* **Records for this task**

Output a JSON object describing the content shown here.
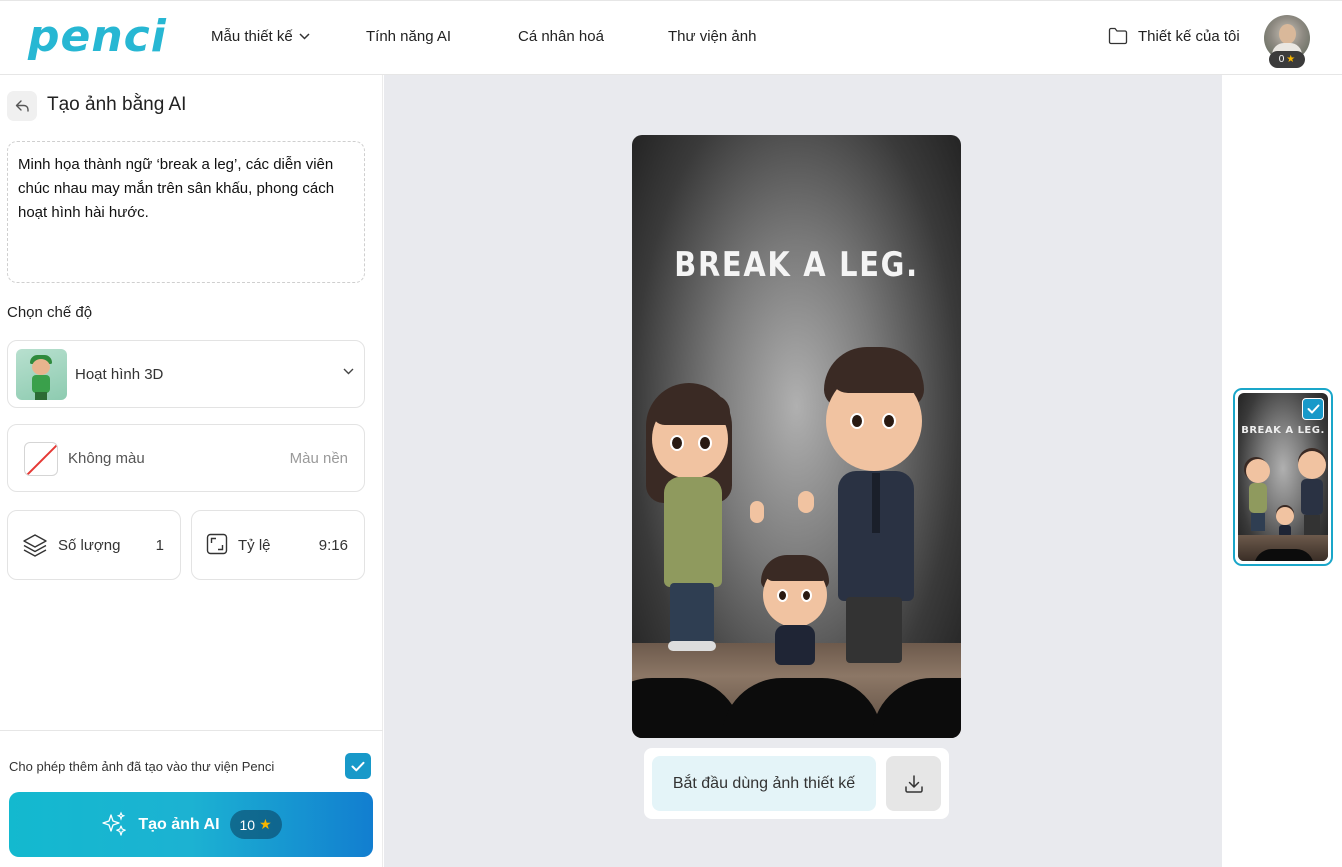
{
  "header": {
    "logo": "penci",
    "nav": [
      {
        "label": "Mẫu thiết kế",
        "has_dropdown": true
      },
      {
        "label": "Tính năng AI"
      },
      {
        "label": "Cá nhân hoá"
      },
      {
        "label": "Thư viện ảnh"
      }
    ],
    "my_designs": "Thiết kế của tôi",
    "credits": "0"
  },
  "left_panel": {
    "title": "Tạo ảnh bằng AI",
    "prompt": "Minh họa thành ngữ ‘break a leg’, các diễn viên chúc nhau may mắn trên sân khấu, phong cách hoạt hình hài hước.",
    "mode_label": "Chọn chế độ",
    "mode_value": "Hoạt hình 3D",
    "color_value": "Không màu",
    "color_label": "Màu nền",
    "quantity_label": "Số lượng",
    "quantity_value": "1",
    "ratio_label": "Tỷ lệ",
    "ratio_value": "9:16",
    "consent_text": "Cho phép thêm ảnh đã tạo vào thư viện Penci",
    "consent_checked": true,
    "generate_label": "Tạo ảnh AI",
    "generate_cost": "10"
  },
  "preview": {
    "headline": "BREAK A LEG.",
    "use_button": "Bắt đầu dùng ảnh thiết kế"
  },
  "thumbnails": [
    {
      "title": "BREAK A LEG.",
      "selected": true
    }
  ],
  "colors": {
    "brand": "#27b7d3",
    "accent": "#1899c9",
    "canvas_bg": "#e9eaee"
  }
}
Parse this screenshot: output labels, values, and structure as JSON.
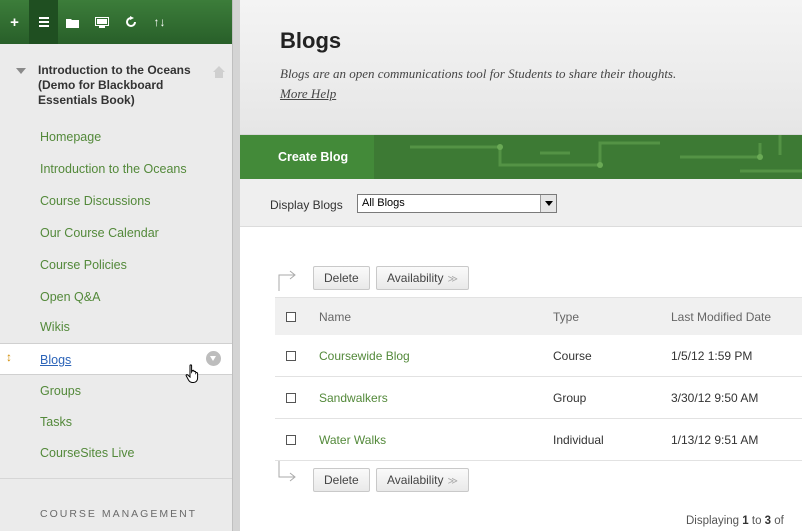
{
  "toolbar": {
    "buttons": [
      "add",
      "list",
      "folder",
      "screen",
      "refresh",
      "sort"
    ],
    "add_glyph": "+",
    "sort_glyph": "↑↓"
  },
  "course": {
    "title": "Introduction to the Oceans (Demo for Blackboard Essentials Book)"
  },
  "nav": {
    "items": [
      {
        "label": "Homepage"
      },
      {
        "label": "Introduction to the Oceans"
      },
      {
        "label": "Course Discussions"
      },
      {
        "label": "Our Course Calendar"
      },
      {
        "label": "Course Policies"
      },
      {
        "label": "Open Q&A"
      },
      {
        "label": "Wikis"
      },
      {
        "label": "Blogs",
        "selected": true
      },
      {
        "label": "Groups"
      },
      {
        "label": "Tasks"
      },
      {
        "label": "CourseSites Live"
      }
    ],
    "section_label": "COURSE MANAGEMENT"
  },
  "page": {
    "title": "Blogs",
    "description": "Blogs are an open communications tool for Students to share their thoughts.",
    "more_help": "More Help"
  },
  "actions": {
    "create_blog": "Create Blog"
  },
  "filter": {
    "label": "Display Blogs",
    "selected": "All Blogs"
  },
  "bulk": {
    "delete": "Delete",
    "availability": "Availability"
  },
  "table": {
    "columns": [
      "Name",
      "Type",
      "Last Modified Date"
    ],
    "rows": [
      {
        "name": "Coursewide Blog",
        "type": "Course",
        "modified": "1/5/12 1:59 PM"
      },
      {
        "name": "Sandwalkers",
        "type": "Group",
        "modified": "3/30/12 9:50 AM"
      },
      {
        "name": "Water Walks",
        "type": "Individual",
        "modified": "1/13/12 9:51 AM"
      }
    ]
  },
  "footer": {
    "displaying": "Displaying",
    "from": "1",
    "to_word": "to",
    "to": "3",
    "of_word": "of"
  },
  "colors": {
    "brand_green": "#3d7a34",
    "link_green": "#53893a",
    "selected_link": "#2c64b8"
  }
}
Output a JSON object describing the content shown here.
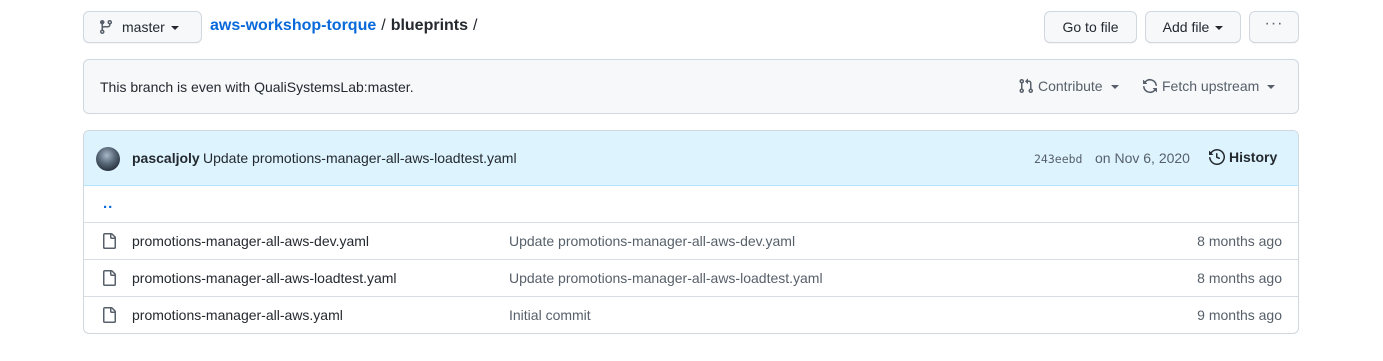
{
  "branch": {
    "name": "master",
    "icon": "git-branch-icon"
  },
  "breadcrumb": {
    "repo": "aws-workshop-torque",
    "separator": "/",
    "dir": "blueprints",
    "trailing": "/"
  },
  "actions": {
    "goto_file": "Go to file",
    "add_file": "Add file",
    "more": "···"
  },
  "branch_status": {
    "message": "This branch is even with QualiSystemsLab:master.",
    "contribute": "Contribute",
    "fetch_upstream": "Fetch upstream"
  },
  "latest_commit": {
    "author": "pascaljoly",
    "message": "Update promotions-manager-all-aws-loadtest.yaml",
    "sha": "243eebd",
    "date": "on Nov 6, 2020",
    "history": "History"
  },
  "parent_dir": "..",
  "files": [
    {
      "name": "promotions-manager-all-aws-dev.yaml",
      "message": "Update promotions-manager-all-aws-dev.yaml",
      "age": "8 months ago"
    },
    {
      "name": "promotions-manager-all-aws-loadtest.yaml",
      "message": "Update promotions-manager-all-aws-loadtest.yaml",
      "age": "8 months ago"
    },
    {
      "name": "promotions-manager-all-aws.yaml",
      "message": "Initial commit",
      "age": "9 months ago"
    }
  ],
  "colors": {
    "link": "#0969da",
    "commit_bar": "#ddf4ff",
    "border": "#d0d7de"
  }
}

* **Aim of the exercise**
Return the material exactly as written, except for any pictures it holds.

* **Task output**
Output a JSON object describing the content shown here.
{
  "header": {
    "logo": "penci",
    "nav": [
      {
        "label": "Mẫu thiết kế",
        "has_dropdown": true
      },
      {
        "label": "Tính năng AI"
      },
      {
        "label": "Cá nhân hoá"
      },
      {
        "label": "Thư viện ảnh"
      }
    ],
    "my_designs": "Thiết kế của tôi",
    "credits": "0"
  },
  "left_panel": {
    "title": "Tạo ảnh bằng AI",
    "prompt": "Minh họa thành ngữ ‘break a leg’, các diễn viên chúc nhau may mắn trên sân khấu, phong cách hoạt hình hài hước.",
    "mode_label": "Chọn chế độ",
    "mode_value": "Hoạt hình 3D",
    "color_value": "Không màu",
    "color_label": "Màu nền",
    "quantity_label": "Số lượng",
    "quantity_value": "1",
    "ratio_label": "Tỷ lệ",
    "ratio_value": "9:16",
    "consent_text": "Cho phép thêm ảnh đã tạo vào thư viện Penci",
    "consent_checked": true,
    "generate_label": "Tạo ảnh AI",
    "generate_cost": "10"
  },
  "preview": {
    "headline": "BREAK A LEG.",
    "use_button": "Bắt đầu dùng ảnh thiết kế"
  },
  "thumbnails": [
    {
      "title": "BREAK A LEG.",
      "selected": true
    }
  ],
  "colors": {
    "brand": "#27b7d3",
    "accent": "#1899c9",
    "canvas_bg": "#e9eaee"
  }
}
Parse this screenshot: output labels, values, and structure as JSON.
{
  "toolbar": {
    "buttons": [
      "add",
      "list",
      "folder",
      "screen",
      "refresh",
      "sort"
    ],
    "add_glyph": "+",
    "sort_glyph": "↑↓"
  },
  "course": {
    "title": "Introduction to the Oceans (Demo for Blackboard Essentials Book)"
  },
  "nav": {
    "items": [
      {
        "label": "Homepage"
      },
      {
        "label": "Introduction to the Oceans"
      },
      {
        "label": "Course Discussions"
      },
      {
        "label": "Our Course Calendar"
      },
      {
        "label": "Course Policies"
      },
      {
        "label": "Open Q&A"
      },
      {
        "label": "Wikis"
      },
      {
        "label": "Blogs",
        "selected": true
      },
      {
        "label": "Groups"
      },
      {
        "label": "Tasks"
      },
      {
        "label": "CourseSites Live"
      }
    ],
    "section_label": "COURSE MANAGEMENT"
  },
  "page": {
    "title": "Blogs",
    "description": "Blogs are an open communications tool for Students to share their thoughts.",
    "more_help": "More Help"
  },
  "actions": {
    "create_blog": "Create Blog"
  },
  "filter": {
    "label": "Display Blogs",
    "selected": "All Blogs"
  },
  "bulk": {
    "delete": "Delete",
    "availability": "Availability"
  },
  "table": {
    "columns": [
      "Name",
      "Type",
      "Last Modified Date"
    ],
    "rows": [
      {
        "name": "Coursewide Blog",
        "type": "Course",
        "modified": "1/5/12 1:59 PM"
      },
      {
        "name": "Sandwalkers",
        "type": "Group",
        "modified": "3/30/12 9:50 AM"
      },
      {
        "name": "Water Walks",
        "type": "Individual",
        "modified": "1/13/12 9:51 AM"
      }
    ]
  },
  "footer": {
    "displaying": "Displaying",
    "from": "1",
    "to_word": "to",
    "to": "3",
    "of_word": "of"
  },
  "colors": {
    "brand_green": "#3d7a34",
    "link_green": "#53893a",
    "selected_link": "#2c64b8"
  }
}
Output a JSON object describing the content shown here.
{
  "branch": {
    "name": "master",
    "icon": "git-branch-icon"
  },
  "breadcrumb": {
    "repo": "aws-workshop-torque",
    "separator": "/",
    "dir": "blueprints",
    "trailing": "/"
  },
  "actions": {
    "goto_file": "Go to file",
    "add_file": "Add file",
    "more": "···"
  },
  "branch_status": {
    "message": "This branch is even with QualiSystemsLab:master.",
    "contribute": "Contribute",
    "fetch_upstream": "Fetch upstream"
  },
  "latest_commit": {
    "author": "pascaljoly",
    "message": "Update promotions-manager-all-aws-loadtest.yaml",
    "sha": "243eebd",
    "date": "on Nov 6, 2020",
    "history": "History"
  },
  "parent_dir": "..",
  "files": [
    {
      "name": "promotions-manager-all-aws-dev.yaml",
      "message": "Update promotions-manager-all-aws-dev.yaml",
      "age": "8 months ago"
    },
    {
      "name": "promotions-manager-all-aws-loadtest.yaml",
      "message": "Update promotions-manager-all-aws-loadtest.yaml",
      "age": "8 months ago"
    },
    {
      "name": "promotions-manager-all-aws.yaml",
      "message": "Initial commit",
      "age": "9 months ago"
    }
  ],
  "colors": {
    "link": "#0969da",
    "commit_bar": "#ddf4ff",
    "border": "#d0d7de"
  }
}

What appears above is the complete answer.